(Beginning of Source records)
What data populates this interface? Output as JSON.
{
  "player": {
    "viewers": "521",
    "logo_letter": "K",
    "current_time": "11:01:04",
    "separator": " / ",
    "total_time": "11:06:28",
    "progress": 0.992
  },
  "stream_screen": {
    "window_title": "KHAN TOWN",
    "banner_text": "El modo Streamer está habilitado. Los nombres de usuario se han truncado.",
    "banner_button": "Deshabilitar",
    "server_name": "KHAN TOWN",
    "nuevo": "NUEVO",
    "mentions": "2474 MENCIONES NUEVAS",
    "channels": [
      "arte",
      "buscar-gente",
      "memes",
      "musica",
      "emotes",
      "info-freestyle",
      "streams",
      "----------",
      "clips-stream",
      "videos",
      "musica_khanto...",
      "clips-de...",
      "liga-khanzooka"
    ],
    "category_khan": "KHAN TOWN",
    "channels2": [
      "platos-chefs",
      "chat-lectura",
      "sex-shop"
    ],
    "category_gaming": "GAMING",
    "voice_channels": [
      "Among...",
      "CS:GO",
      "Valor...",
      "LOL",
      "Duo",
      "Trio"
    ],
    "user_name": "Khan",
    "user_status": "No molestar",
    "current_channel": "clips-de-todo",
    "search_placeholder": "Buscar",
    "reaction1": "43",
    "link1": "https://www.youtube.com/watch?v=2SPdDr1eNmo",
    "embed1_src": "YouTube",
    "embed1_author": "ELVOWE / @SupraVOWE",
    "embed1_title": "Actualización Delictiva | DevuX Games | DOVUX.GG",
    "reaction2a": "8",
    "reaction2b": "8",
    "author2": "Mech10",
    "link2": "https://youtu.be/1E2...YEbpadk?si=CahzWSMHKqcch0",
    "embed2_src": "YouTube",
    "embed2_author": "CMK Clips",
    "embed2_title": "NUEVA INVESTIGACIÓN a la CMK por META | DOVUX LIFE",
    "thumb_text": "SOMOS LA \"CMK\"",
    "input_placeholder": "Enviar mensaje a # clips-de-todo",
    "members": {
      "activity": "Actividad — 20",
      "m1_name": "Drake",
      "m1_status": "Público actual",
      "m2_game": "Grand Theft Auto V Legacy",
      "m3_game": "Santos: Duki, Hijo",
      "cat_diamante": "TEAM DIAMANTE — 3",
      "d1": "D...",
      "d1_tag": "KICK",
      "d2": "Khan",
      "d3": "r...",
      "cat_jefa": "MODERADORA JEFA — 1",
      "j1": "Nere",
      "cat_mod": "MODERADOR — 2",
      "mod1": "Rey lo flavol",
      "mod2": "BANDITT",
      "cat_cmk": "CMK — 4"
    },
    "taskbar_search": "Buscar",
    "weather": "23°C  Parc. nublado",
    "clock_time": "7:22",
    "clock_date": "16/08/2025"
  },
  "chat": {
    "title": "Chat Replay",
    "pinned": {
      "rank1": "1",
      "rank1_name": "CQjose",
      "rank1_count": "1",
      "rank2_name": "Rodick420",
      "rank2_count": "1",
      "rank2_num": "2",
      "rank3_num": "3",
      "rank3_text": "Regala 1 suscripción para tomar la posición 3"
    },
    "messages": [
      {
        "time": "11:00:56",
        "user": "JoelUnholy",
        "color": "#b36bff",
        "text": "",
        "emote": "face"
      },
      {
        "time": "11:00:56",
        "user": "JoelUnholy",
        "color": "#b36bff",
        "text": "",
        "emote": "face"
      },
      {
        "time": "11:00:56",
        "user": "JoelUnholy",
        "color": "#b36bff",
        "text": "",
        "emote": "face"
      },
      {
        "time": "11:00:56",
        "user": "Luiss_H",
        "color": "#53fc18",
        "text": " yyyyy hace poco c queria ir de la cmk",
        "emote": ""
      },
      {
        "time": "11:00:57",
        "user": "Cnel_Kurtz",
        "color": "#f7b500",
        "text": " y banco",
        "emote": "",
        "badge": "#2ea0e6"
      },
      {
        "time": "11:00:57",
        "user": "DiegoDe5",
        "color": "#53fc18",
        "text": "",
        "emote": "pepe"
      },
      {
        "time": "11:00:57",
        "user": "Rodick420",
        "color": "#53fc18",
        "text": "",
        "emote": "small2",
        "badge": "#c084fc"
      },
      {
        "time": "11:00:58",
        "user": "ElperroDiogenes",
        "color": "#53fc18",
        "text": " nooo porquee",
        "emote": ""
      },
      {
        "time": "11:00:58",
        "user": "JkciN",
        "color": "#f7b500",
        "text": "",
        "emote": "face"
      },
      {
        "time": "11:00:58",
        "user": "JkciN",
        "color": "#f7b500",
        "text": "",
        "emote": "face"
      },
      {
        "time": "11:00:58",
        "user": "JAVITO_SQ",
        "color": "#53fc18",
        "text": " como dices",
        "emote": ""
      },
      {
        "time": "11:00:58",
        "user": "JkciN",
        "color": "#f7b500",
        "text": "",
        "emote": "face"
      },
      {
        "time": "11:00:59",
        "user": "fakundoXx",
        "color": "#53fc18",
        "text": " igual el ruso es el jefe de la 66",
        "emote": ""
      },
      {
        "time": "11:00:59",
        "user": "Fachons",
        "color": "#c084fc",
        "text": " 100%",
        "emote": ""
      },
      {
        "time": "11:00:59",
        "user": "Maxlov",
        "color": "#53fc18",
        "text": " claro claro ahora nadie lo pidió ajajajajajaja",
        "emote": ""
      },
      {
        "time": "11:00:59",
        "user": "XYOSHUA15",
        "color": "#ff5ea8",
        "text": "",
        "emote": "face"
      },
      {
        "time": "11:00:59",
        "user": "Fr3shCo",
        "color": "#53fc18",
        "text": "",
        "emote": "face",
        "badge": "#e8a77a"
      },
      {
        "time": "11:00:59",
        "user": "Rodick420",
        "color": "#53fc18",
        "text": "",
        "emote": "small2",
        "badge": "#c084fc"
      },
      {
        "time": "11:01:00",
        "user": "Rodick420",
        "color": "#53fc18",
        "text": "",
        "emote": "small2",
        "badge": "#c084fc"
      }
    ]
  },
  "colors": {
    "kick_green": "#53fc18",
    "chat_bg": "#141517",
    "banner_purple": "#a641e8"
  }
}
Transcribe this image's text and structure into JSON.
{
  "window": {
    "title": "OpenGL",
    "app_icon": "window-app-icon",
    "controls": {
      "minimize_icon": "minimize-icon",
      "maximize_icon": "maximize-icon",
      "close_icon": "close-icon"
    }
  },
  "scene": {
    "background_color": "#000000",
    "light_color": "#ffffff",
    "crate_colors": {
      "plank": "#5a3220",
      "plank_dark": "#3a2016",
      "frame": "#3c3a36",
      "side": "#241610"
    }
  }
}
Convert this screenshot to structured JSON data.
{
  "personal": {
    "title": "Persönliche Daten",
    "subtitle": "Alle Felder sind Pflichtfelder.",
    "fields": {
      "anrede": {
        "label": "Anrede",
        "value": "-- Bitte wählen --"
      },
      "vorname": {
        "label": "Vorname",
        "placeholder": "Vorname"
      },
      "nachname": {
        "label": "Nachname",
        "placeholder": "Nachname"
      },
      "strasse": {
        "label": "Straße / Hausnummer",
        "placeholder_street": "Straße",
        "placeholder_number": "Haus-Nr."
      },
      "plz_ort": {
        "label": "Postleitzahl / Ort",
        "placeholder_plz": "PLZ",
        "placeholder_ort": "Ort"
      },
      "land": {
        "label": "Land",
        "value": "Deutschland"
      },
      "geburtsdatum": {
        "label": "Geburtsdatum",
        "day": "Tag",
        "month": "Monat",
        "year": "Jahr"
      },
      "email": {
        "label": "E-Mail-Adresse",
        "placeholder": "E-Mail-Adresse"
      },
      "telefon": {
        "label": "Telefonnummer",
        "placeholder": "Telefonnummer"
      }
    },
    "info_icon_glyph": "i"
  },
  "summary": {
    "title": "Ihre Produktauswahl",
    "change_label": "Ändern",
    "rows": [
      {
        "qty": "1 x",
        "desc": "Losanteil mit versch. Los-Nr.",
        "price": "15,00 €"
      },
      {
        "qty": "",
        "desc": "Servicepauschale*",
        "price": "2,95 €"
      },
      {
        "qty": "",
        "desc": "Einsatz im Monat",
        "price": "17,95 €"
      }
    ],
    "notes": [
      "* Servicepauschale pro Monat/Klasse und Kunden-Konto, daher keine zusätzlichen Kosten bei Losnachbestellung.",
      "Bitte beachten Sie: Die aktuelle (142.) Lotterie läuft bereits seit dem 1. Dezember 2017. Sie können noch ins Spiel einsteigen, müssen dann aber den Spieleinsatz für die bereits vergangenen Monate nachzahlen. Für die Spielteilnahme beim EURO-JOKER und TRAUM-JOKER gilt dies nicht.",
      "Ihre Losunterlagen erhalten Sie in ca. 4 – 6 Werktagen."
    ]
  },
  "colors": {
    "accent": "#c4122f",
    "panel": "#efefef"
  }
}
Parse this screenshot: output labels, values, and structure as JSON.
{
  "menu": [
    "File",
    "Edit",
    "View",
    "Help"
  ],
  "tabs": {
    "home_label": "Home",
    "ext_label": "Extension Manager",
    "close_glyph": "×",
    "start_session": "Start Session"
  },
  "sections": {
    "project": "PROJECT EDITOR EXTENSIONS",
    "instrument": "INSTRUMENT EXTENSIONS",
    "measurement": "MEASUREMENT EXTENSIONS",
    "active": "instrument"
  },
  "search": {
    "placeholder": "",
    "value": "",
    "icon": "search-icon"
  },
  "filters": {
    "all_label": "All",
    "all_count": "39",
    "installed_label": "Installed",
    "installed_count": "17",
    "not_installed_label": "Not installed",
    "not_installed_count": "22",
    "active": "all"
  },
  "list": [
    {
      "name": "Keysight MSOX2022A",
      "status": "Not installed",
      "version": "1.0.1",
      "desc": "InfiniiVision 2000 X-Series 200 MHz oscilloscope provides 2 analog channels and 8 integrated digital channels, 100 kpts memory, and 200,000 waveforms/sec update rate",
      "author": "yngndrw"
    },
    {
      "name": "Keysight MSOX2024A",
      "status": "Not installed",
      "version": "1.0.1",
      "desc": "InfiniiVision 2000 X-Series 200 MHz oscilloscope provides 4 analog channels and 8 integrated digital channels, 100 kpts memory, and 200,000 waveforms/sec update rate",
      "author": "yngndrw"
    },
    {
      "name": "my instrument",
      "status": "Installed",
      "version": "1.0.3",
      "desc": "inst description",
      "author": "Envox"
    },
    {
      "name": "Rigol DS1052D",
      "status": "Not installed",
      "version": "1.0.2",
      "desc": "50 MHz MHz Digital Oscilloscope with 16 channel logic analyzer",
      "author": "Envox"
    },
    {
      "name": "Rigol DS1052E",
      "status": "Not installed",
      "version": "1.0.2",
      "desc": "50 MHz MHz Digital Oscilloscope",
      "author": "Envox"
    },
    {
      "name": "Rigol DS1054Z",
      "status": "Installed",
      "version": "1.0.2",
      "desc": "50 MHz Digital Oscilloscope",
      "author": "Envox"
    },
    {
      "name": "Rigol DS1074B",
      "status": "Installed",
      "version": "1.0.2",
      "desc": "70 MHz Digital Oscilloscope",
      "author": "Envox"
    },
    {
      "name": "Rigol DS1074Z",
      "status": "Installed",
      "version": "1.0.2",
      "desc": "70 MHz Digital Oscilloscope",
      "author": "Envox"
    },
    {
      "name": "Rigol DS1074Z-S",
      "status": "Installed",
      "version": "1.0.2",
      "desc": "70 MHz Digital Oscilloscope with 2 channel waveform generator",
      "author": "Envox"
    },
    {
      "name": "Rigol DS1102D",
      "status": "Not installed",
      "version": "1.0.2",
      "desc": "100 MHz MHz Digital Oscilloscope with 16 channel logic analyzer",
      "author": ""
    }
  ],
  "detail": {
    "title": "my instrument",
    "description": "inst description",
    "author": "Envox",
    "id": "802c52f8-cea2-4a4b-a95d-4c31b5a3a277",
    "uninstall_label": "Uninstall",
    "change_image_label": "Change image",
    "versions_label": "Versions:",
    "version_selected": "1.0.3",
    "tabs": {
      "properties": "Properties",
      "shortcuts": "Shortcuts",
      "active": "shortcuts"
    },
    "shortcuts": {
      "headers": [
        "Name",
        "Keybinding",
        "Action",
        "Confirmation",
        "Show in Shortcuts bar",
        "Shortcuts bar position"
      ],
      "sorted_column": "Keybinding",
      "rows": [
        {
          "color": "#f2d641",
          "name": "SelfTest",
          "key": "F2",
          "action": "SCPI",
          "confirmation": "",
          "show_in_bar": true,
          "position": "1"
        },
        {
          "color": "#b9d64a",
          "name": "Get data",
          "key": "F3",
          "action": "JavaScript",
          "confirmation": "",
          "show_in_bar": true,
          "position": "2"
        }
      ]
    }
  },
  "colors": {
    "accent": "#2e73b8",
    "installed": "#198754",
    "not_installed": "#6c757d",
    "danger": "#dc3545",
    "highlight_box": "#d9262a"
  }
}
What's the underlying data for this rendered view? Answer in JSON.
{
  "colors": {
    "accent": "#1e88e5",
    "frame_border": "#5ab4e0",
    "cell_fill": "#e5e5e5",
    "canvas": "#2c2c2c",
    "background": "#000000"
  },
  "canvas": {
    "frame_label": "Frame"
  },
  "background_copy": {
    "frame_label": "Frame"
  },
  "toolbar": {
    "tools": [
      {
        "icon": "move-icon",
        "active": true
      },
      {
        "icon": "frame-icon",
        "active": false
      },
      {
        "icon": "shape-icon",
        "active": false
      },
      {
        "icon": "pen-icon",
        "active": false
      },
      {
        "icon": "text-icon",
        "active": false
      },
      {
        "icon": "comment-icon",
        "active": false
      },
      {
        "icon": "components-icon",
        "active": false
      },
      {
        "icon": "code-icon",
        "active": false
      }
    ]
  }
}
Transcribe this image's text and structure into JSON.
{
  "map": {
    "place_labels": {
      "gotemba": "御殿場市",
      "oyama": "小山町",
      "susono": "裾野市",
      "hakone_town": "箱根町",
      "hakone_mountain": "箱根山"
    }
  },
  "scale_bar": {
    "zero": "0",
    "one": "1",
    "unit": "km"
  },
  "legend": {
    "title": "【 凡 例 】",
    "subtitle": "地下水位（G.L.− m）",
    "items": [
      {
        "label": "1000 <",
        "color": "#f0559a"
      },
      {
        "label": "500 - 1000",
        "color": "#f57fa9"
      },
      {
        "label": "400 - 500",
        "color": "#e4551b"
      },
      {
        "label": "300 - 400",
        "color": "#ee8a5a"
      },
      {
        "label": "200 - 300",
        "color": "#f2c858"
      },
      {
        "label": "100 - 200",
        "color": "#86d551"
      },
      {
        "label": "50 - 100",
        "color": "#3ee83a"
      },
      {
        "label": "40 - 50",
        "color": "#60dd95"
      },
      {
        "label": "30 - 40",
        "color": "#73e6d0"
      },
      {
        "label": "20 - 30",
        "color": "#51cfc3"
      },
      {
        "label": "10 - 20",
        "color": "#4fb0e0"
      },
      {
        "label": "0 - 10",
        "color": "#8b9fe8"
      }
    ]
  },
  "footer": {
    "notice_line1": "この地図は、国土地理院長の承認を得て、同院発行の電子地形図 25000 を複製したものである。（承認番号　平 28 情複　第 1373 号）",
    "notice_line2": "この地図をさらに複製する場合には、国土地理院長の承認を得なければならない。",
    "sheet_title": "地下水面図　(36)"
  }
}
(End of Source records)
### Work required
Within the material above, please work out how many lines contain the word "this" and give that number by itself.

### Solved exercise
6